● TASK ITEM
Examine each line in the records below for the word "HEVC". Report how many lines contain it, and nothing else.

EXCERPTED DATA START

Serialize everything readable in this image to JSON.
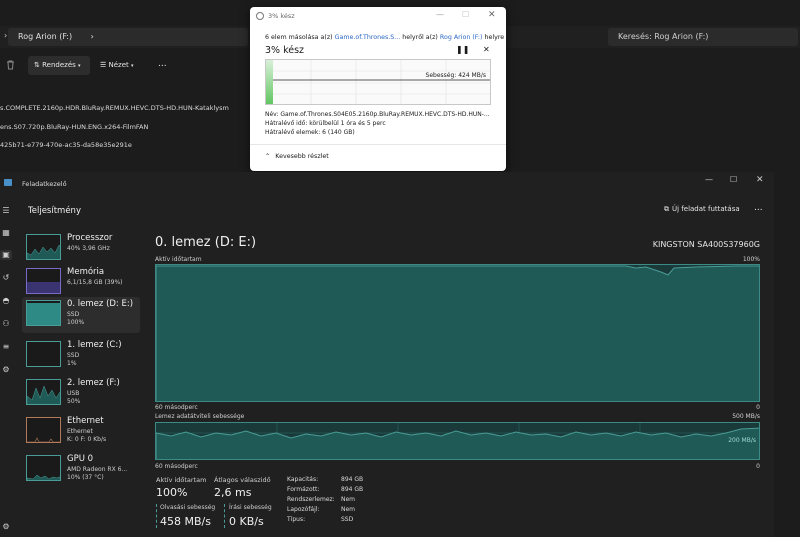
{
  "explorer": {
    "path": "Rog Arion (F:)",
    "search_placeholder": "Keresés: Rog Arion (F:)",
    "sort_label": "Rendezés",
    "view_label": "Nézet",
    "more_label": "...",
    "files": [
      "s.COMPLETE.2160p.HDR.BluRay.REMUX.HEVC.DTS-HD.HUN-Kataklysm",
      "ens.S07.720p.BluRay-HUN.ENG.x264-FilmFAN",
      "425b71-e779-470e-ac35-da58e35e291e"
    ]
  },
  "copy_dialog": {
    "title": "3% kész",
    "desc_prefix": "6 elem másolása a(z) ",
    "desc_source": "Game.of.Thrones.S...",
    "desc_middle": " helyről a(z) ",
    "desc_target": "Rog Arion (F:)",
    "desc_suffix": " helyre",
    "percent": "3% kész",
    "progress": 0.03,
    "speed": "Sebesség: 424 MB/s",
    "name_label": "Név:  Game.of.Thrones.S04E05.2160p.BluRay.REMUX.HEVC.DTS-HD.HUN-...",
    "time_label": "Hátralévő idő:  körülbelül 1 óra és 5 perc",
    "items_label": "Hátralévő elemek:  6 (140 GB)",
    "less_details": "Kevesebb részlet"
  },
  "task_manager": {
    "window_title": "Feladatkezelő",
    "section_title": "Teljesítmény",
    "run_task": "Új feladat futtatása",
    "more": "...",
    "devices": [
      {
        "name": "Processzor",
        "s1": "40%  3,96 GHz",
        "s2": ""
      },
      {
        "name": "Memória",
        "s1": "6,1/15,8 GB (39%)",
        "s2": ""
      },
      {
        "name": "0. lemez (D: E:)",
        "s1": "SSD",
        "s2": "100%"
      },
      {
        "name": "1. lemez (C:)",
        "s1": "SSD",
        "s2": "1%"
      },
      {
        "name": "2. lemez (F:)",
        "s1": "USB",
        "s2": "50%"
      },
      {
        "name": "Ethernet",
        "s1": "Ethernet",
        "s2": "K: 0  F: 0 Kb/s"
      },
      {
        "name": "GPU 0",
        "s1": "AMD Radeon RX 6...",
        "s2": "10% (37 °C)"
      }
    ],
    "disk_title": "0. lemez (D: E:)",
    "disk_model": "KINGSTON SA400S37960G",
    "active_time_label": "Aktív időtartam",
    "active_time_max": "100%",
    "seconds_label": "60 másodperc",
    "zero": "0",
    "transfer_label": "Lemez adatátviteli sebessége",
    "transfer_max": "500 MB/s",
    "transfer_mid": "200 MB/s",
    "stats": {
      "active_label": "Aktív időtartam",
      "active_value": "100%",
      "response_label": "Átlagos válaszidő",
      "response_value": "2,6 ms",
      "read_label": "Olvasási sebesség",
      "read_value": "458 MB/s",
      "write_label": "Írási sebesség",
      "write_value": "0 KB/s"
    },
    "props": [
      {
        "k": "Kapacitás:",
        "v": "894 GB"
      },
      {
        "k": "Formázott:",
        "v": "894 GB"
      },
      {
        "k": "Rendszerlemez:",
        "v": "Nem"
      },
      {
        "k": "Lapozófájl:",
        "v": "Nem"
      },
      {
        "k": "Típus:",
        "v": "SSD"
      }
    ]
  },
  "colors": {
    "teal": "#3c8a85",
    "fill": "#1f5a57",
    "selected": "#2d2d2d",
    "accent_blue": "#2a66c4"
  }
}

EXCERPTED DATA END

● COMPLETED TASK
2